In our Hope for the Hopeless series, we take a look at all of the teams in the league that finished under .500, and examine what their fans can be optimistic about after a disappointing 2012 season.
After the Marlins crazy spending binge this offseason, they were a chic pick to win the NL East. Of course, that didn't happen. The trades of Hanley Ramirez and Anibal Sanchez riled up fans across the country, claiming that the Marlins suckered their fans in yet again and sold off assets just to make a quick buck. I don't think that description is very apt however, and I actually think the Marlins are in better shape going into 2013 than they were going into 2012. Let me explain.
Sanchez, who was dealt to the Tigers, is going to hit free agency at the end of this season, and as one of the top pitchers on the market, will likely command a hefty contract. I don't think the Marlins wanted to get into a bidding war for (essentially) their third starter, so they sold high (along with Omar Infante, a free agent after next season) and acquired the potential-laden Jacob Turner and a guy who might be a franchise catcher in Rob Brantly...all for a guy who would be leaving town in three months. That was a pretty smart move in my mind.
The Ramirez trade netted the Marlins a guy who profiles as a number two starter in Nate Eovaldi. Ramirez had worn out his welcome in Miami, and his stats were falling across the board over the last two seasons while he dealt with injuries. And hell, it gave the Marlins a little bit of payroll flexibility after last offseason's spending spree.

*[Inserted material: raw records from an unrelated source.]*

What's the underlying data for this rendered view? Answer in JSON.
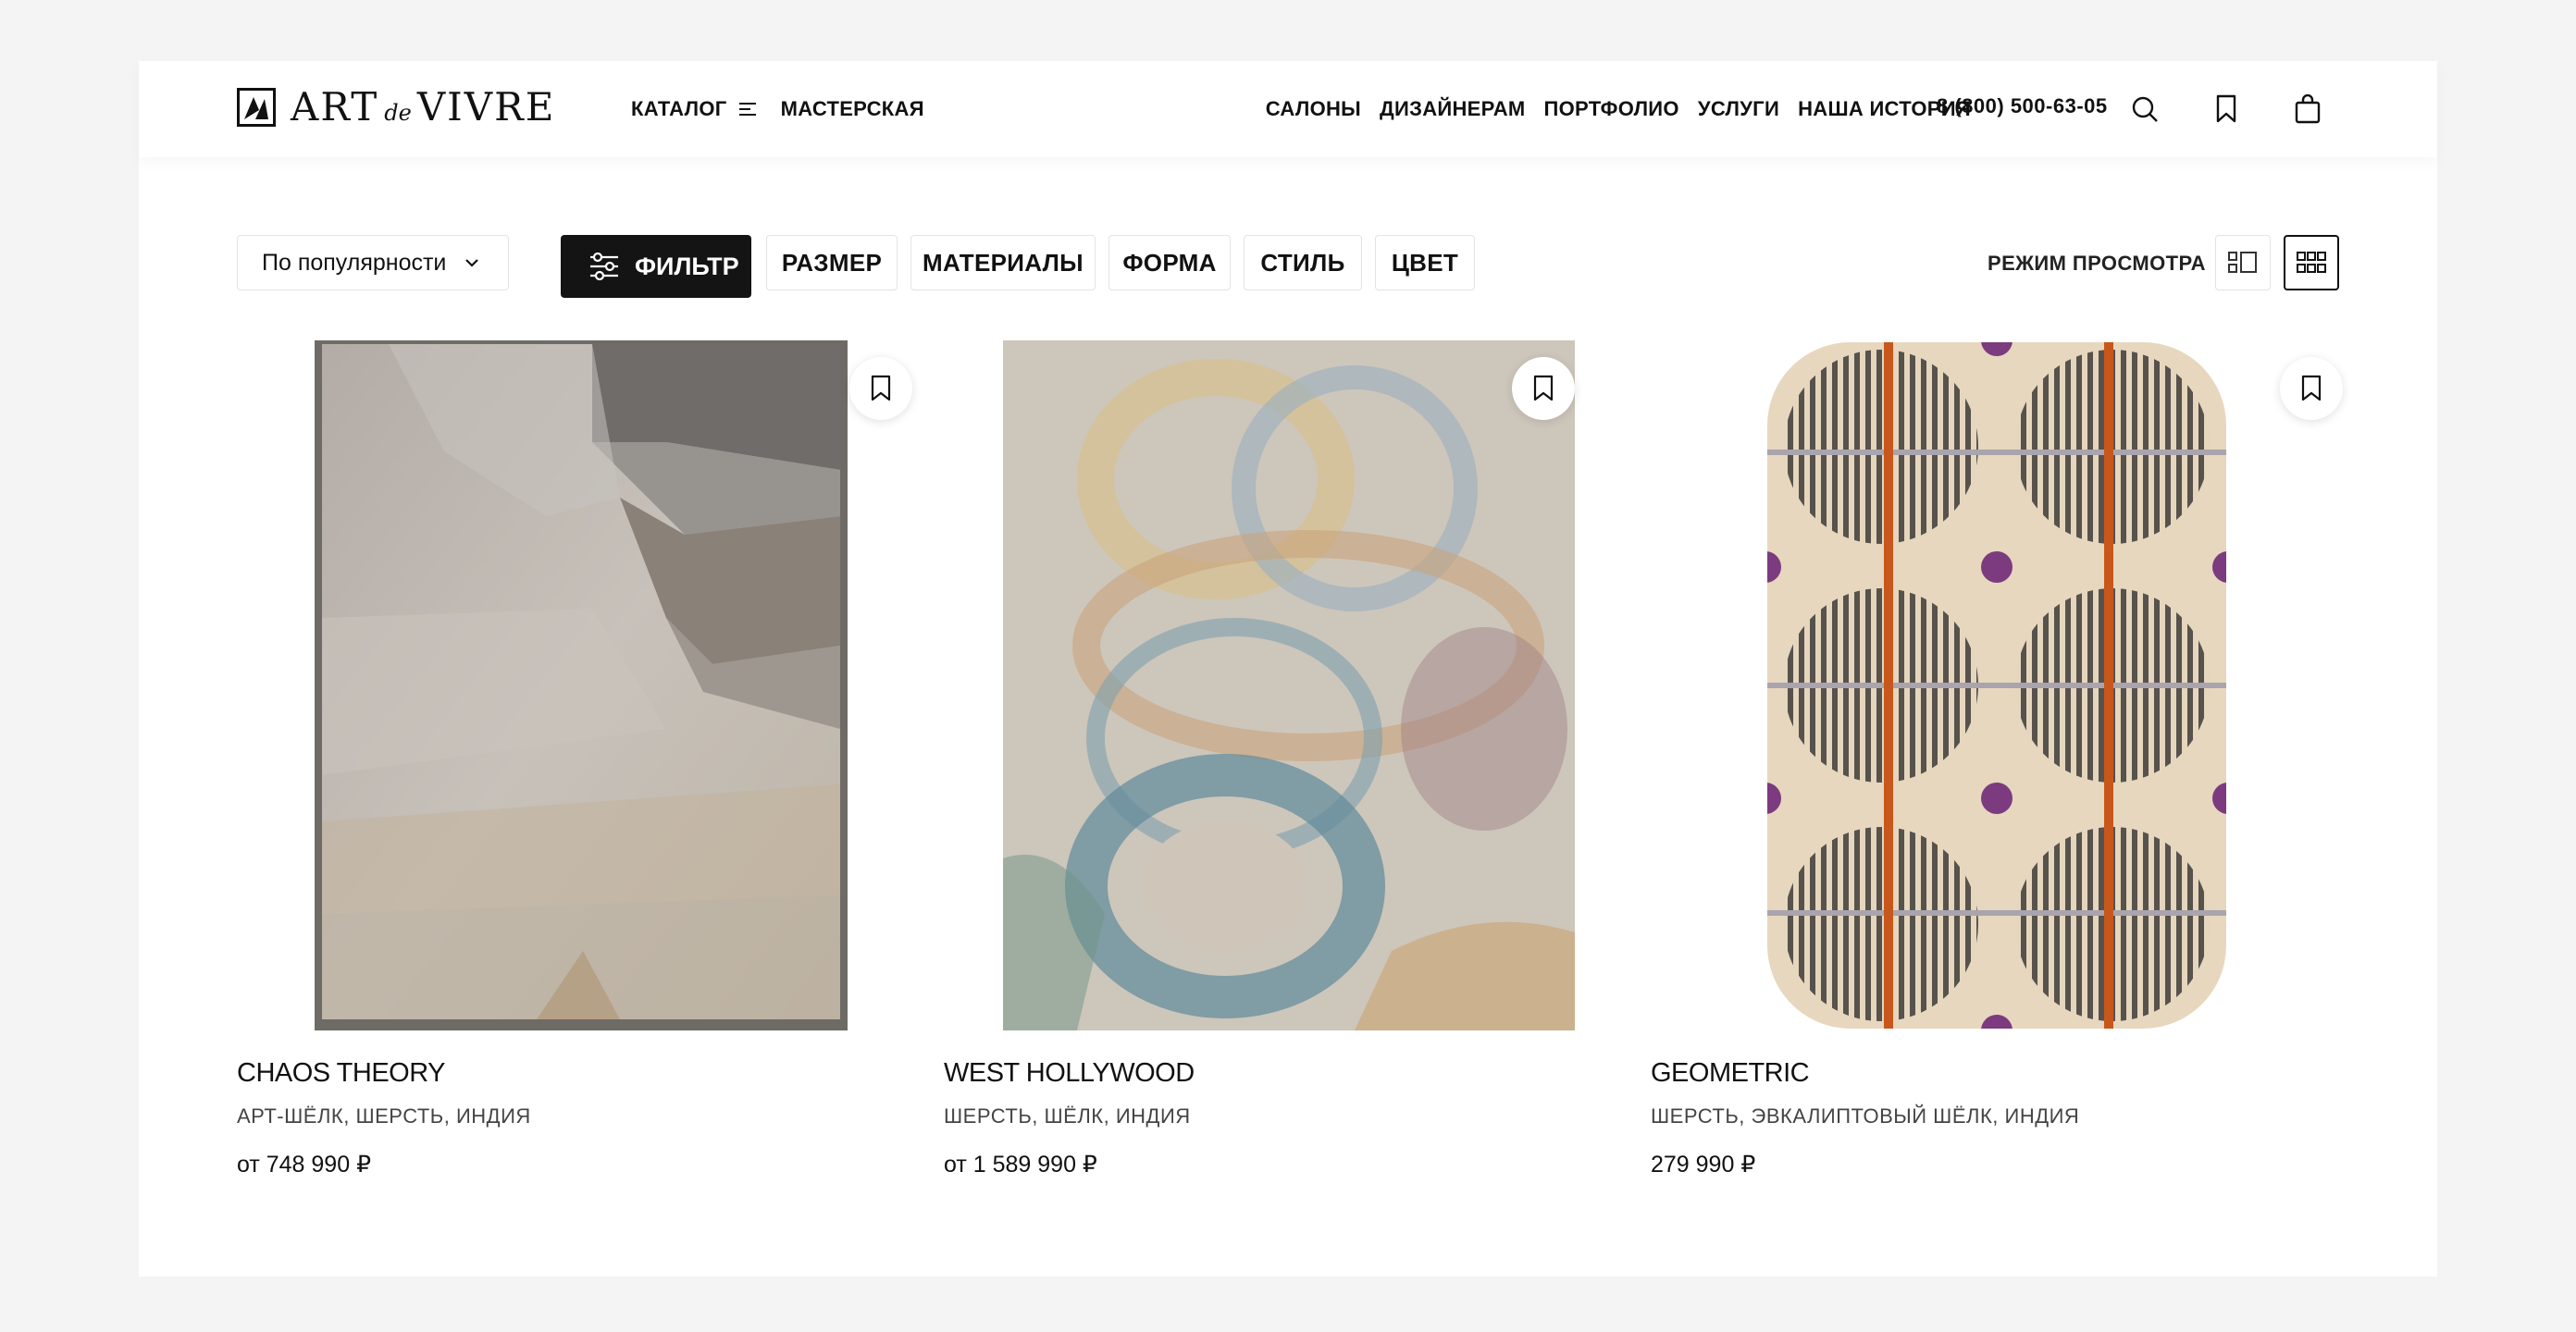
{
  "header": {
    "logo": {
      "art": "ART",
      "de": "de",
      "vivre": "VIVRE"
    },
    "catalog_label": "КАТАЛОГ",
    "workshop_label": "МАСТЕРСКАЯ",
    "nav": [
      "САЛОНЫ",
      "ДИЗАЙНЕРАМ",
      "ПОРТФОЛИО",
      "УСЛУГИ",
      "НАША ИСТОРИЯ"
    ],
    "phone": "8 (800) 500-63-05",
    "icons": [
      "search-icon",
      "bookmark-icon",
      "shopping-bag-icon"
    ]
  },
  "toolbar": {
    "sort_value": "По популярности",
    "filter_label": "ФИЛЬТР",
    "chips": [
      "РАЗМЕР",
      "МАТЕРИАЛЫ",
      "ФОРМА",
      "СТИЛЬ",
      "ЦВЕТ"
    ],
    "view_mode_label": "РЕЖИМ ПРОСМОТРА",
    "view_modes": [
      "list-view-icon",
      "grid-view-icon"
    ],
    "active_view": "grid-view-icon"
  },
  "products": [
    {
      "name": "CHAOS THEORY",
      "materials": "АРТ-ШЁЛК, ШЕРСТЬ, ИНДИЯ",
      "price": "от 748 990 ₽"
    },
    {
      "name": "WEST HOLLYWOOD",
      "materials": "ШЕРСТЬ, ШЁЛК, ИНДИЯ",
      "price": "от 1 589 990 ₽"
    },
    {
      "name": "GEOMETRIC",
      "materials": "ШЕРСТЬ, ЭВКАЛИПТОВЫЙ ШЁЛК, ИНДИЯ",
      "price": "279 990 ₽"
    }
  ],
  "colors": {
    "background": "#f3f4f3",
    "panel": "#ffffff",
    "primary_button": "#141414",
    "text": "#111111"
  }
}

The 2013 Marlins are going to be a lot like the 2012 team was in the second half, minus impending free agents Carlos Zambrano, Carlos Lee, and Juan Carlos Oviedo (Leo Nunez, who hasn't thrown a pitch in the majors this year). I think Heath Bell and Mark Buerhle will have better second seasons in Miami. Giancarlo Stanton is one of the best young hitters in the league, and he's the franchise guy to build around (along with the veteran Jose Reyes) as opposed to the moody, inconsistent Ramirez. The starting rotation will have two talented career Marlins in Josh Johnson and Ricky Nolasco, along with the veteran Buerhle and youngsters Eovaldi and Turner (in my mind). Miami's younger talent (most notably Marcell Ozuna, Christian Yelich, and Jose Fernandez) are still a year or two away from the majors, and when they're ready, this team will really be ready to rock and roll. 2013 will likely be a step up for the Marlins, while 2014 could be a Washington-esque leap to the top of the NL East.
While the Marlins did spend a lot during last offseason, the only "bad" contract in my mind is the Bell deal, which is at least over in two years. None of those contracts are on par with the Ryan Howard extension, the Jayson Werth signing, the Vernon Wells disaster, or the Alex Rodriguez overpay. Contracts like the ones possessed by Bell, Reyes, and Buerhle can at least be moved if the team is really feeling froggy. Miami is in a solid spot for 2013, and while the 2012 season is likely going to cost Larry Beinfest his job, it's not totally his fault. I really like what Miami's future holds in the long-term.
|Like TOC on Facebook||Follow TOC on Twitter|